> [EXERCISE]:
Once you have read the listing, retype all of it exactly.

> [PROVIDED ENTRIES]:
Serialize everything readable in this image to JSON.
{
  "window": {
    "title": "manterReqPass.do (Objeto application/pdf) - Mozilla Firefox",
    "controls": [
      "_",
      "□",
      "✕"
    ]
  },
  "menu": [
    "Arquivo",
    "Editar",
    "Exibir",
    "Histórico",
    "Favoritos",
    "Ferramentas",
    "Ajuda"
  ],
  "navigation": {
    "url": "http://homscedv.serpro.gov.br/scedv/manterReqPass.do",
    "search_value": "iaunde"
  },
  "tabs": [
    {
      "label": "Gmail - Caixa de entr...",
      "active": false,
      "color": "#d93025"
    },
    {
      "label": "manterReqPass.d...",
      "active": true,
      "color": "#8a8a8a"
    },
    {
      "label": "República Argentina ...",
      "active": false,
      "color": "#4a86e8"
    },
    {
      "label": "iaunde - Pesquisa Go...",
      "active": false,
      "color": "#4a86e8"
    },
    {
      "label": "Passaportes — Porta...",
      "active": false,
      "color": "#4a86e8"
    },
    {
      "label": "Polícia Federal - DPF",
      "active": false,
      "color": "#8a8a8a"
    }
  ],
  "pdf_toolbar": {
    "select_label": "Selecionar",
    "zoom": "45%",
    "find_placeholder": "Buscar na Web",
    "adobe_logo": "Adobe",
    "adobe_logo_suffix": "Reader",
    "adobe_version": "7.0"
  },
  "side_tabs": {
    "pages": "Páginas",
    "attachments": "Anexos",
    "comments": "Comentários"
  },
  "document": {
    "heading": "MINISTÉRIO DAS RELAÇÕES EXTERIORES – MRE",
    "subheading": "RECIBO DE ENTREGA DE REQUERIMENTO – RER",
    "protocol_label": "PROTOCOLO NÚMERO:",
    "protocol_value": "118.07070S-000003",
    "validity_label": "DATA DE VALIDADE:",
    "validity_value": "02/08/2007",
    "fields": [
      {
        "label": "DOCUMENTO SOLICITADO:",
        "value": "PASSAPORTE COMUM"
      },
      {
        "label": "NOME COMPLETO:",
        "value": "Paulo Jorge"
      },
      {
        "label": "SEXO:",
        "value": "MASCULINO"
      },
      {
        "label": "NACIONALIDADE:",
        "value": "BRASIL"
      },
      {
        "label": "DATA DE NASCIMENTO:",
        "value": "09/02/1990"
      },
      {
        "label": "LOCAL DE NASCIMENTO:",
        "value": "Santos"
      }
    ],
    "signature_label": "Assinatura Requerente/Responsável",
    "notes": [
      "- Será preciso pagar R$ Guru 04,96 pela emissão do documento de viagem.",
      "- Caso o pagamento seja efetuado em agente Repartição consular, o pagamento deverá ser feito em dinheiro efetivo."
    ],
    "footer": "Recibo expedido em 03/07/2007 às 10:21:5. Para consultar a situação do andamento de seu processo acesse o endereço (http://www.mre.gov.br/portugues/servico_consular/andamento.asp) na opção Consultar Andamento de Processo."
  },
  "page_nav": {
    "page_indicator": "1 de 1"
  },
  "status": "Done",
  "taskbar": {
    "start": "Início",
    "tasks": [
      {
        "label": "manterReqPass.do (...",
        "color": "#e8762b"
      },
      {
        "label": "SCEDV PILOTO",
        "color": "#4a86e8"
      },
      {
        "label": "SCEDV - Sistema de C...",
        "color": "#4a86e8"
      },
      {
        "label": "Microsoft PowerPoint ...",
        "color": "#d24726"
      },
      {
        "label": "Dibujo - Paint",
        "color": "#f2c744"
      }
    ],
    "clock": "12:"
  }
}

> [SOLUTION TO THIS EXERCISE]:
Serialize everything readable in this image to JSON.
{
  "window": {
    "title": "manterReqPass.do (Objeto application/pdf) - Mozilla Firefox",
    "controls": [
      "_",
      "□",
      "✕"
    ]
  },
  "menu": [
    "Arquivo",
    "Editar",
    "Exibir",
    "Histórico",
    "Favoritos",
    "Ferramentas",
    "Ajuda"
  ],
  "navigation": {
    "url": "http://homscedv.serpro.gov.br/scedv/manterReqPass.do",
    "search_value": "iaunde"
  },
  "tabs": [
    {
      "label": "Gmail - Caixa de entr...",
      "active": false,
      "color": "#d93025"
    },
    {
      "label": "manterReqPass.d...",
      "active": true,
      "color": "#8a8a8a"
    },
    {
      "label": "República Argentina ...",
      "active": false,
      "color": "#4a86e8"
    },
    {
      "label": "iaunde - Pesquisa Go...",
      "active": false,
      "color": "#4a86e8"
    },
    {
      "label": "Passaportes — Porta...",
      "active": false,
      "color": "#4a86e8"
    },
    {
      "label": "Polícia Federal - DPF",
      "active": false,
      "color": "#8a8a8a"
    }
  ],
  "pdf_toolbar": {
    "select_label": "Selecionar",
    "zoom": "45%",
    "find_placeholder": "Buscar na Web",
    "adobe_logo": "Adobe",
    "adobe_logo_suffix": "Reader",
    "adobe_version": "7.0"
  },
  "side_tabs": {
    "pages": "Páginas",
    "attachments": "Anexos",
    "comments": "Comentários"
  },
  "document": {
    "heading": "MINISTÉRIO DAS RELAÇÕES EXTERIORES – MRE",
    "subheading": "RECIBO DE ENTREGA DE REQUERIMENTO – RER",
    "protocol_label": "PROTOCOLO NÚMERO:",
    "protocol_value": "118.07070S-000003",
    "validity_label": "DATA DE VALIDADE:",
    "validity_value": "02/08/2007",
    "fields": [
      {
        "label": "DOCUMENTO SOLICITADO:",
        "value": "PASSAPORTE COMUM"
      },
      {
        "label": "NOME COMPLETO:",
        "value": "Paulo Jorge"
      },
      {
        "label": "SEXO:",
        "value": "MASCULINO"
      },
      {
        "label": "NACIONALIDADE:",
        "value": "BRASIL"
      },
      {
        "label": "DATA DE NASCIMENTO:",
        "value": "09/02/1990"
      },
      {
        "label": "LOCAL DE NASCIMENTO:",
        "value": "Santos"
      }
    ],
    "signature_label": "Assinatura Requerente/Responsável",
    "notes": [
      "- Será preciso pagar R$ Guru 04,96 pela emissão do documento de viagem.",
      "- Caso o pagamento seja efetuado em agente Repartição consular, o pagamento deverá ser feito em dinheiro efetivo."
    ],
    "footer": "Recibo expedido em 03/07/2007 às 10:21:5. Para consultar a situação do andamento de seu processo acesse o endereço (http://www.mre.gov.br/portugues/servico_consular/andamento.asp) na opção Consultar Andamento de Processo."
  },
  "page_nav": {
    "page_indicator": "1 de 1"
  },
  "status": "Done",
  "taskbar": {
    "start": "Início",
    "tasks": [
      {
        "label": "manterReqPass.do (...",
        "color": "#e8762b"
      },
      {
        "label": "SCEDV PILOTO",
        "color": "#4a86e8"
      },
      {
        "label": "SCEDV - Sistema de C...",
        "color": "#4a86e8"
      },
      {
        "label": "Microsoft PowerPoint ...",
        "color": "#d24726"
      },
      {
        "label": "Dibujo - Paint",
        "color": "#f2c744"
      }
    ],
    "clock": "12:"
  }
}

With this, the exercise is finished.